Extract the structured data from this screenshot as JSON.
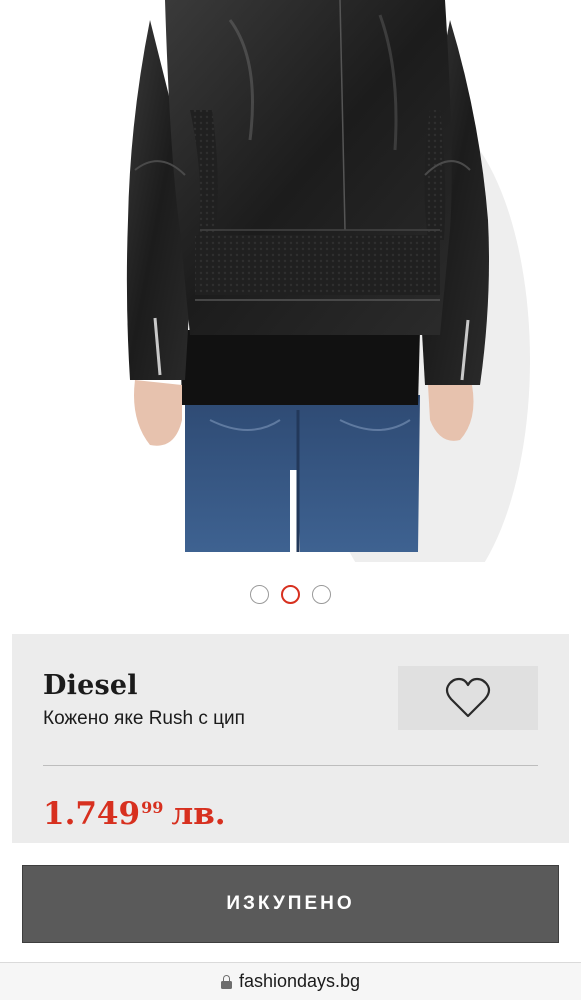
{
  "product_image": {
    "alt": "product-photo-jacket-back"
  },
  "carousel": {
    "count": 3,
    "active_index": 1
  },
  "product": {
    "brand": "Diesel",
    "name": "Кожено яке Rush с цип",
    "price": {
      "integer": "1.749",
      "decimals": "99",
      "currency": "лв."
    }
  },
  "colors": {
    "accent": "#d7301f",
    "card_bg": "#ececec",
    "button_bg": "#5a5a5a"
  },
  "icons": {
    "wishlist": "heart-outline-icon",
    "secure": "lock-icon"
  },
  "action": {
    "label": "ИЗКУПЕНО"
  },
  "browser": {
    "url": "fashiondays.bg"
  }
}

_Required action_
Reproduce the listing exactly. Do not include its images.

_Exercise result_
Extract the structured data from this screenshot as JSON.
{
  "product_image": {
    "alt": "product-photo-jacket-back"
  },
  "carousel": {
    "count": 3,
    "active_index": 1
  },
  "product": {
    "brand": "Diesel",
    "name": "Кожено яке Rush с цип",
    "price": {
      "integer": "1.749",
      "decimals": "99",
      "currency": "лв."
    }
  },
  "colors": {
    "accent": "#d7301f",
    "card_bg": "#ececec",
    "button_bg": "#5a5a5a"
  },
  "icons": {
    "wishlist": "heart-outline-icon",
    "secure": "lock-icon"
  },
  "action": {
    "label": "ИЗКУПЕНО"
  },
  "browser": {
    "url": "fashiondays.bg"
  }
}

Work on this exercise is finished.